== Task description ==
Extract each line holding the word "title" from the entries.

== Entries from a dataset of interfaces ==
--------------------------------------------------

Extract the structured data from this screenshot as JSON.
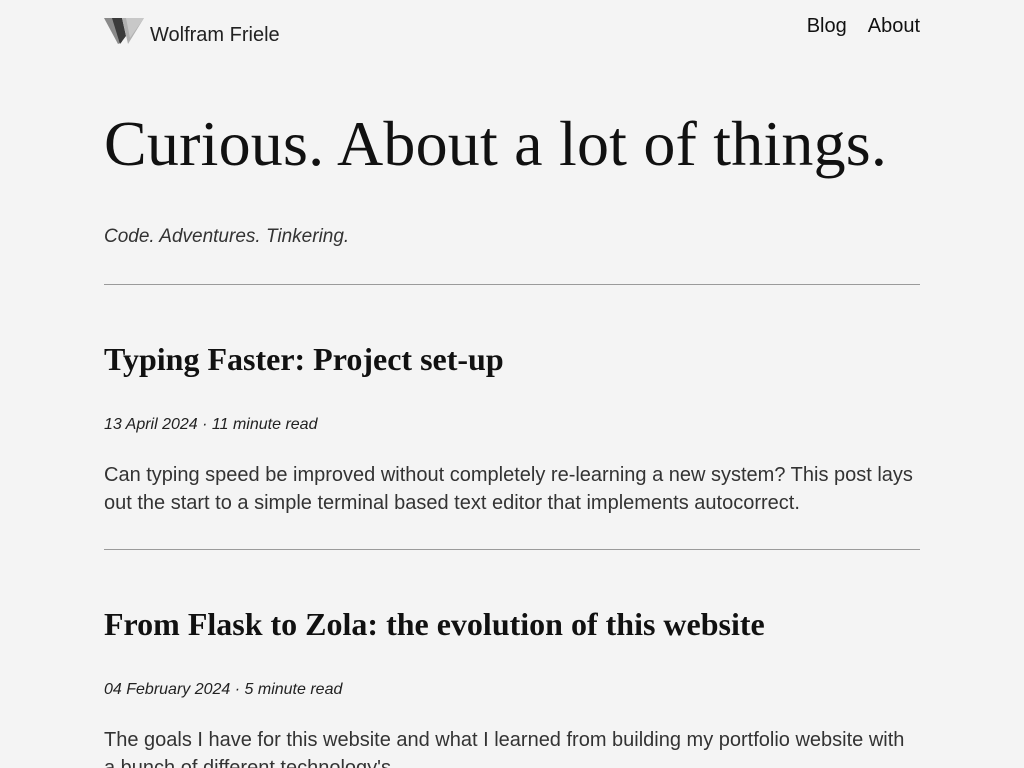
{
  "site": {
    "name": "Wolfram Friele",
    "logo_icon": "wf-logo-icon"
  },
  "nav": {
    "items": [
      {
        "label": "Blog"
      },
      {
        "label": "About"
      }
    ]
  },
  "hero": {
    "title": "Curious. About a lot of things.",
    "tagline": "Code. Adventures. Tinkering."
  },
  "posts": [
    {
      "title": "Typing Faster: Project set-up",
      "date": "13 April 2024",
      "read_time": "11 minute read",
      "meta": "13 April 2024 · 11 minute read",
      "excerpt": "Can typing speed be improved without completely re-learning a new system? This post lays out the start to a simple terminal based text editor that implements autocorrect."
    },
    {
      "title": "From Flask to Zola: the evolution of this website",
      "date": "04 February 2024",
      "read_time": "5 minute read",
      "meta": "04 February 2024 · 5 minute read",
      "excerpt": "The goals I have for this website and what I learned from building my portfolio website with a bunch of different technology's."
    }
  ],
  "colors": {
    "background": "#f4f4f4",
    "text": "#1a1a1a",
    "rule": "#9a9a9a"
  }
}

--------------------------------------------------

== Response box ==
    "title": "Curious. About a lot of things.",
      "title": "Typing Faster: Project set-up",
      "title": "From Flask to Zola: the evolution of this website",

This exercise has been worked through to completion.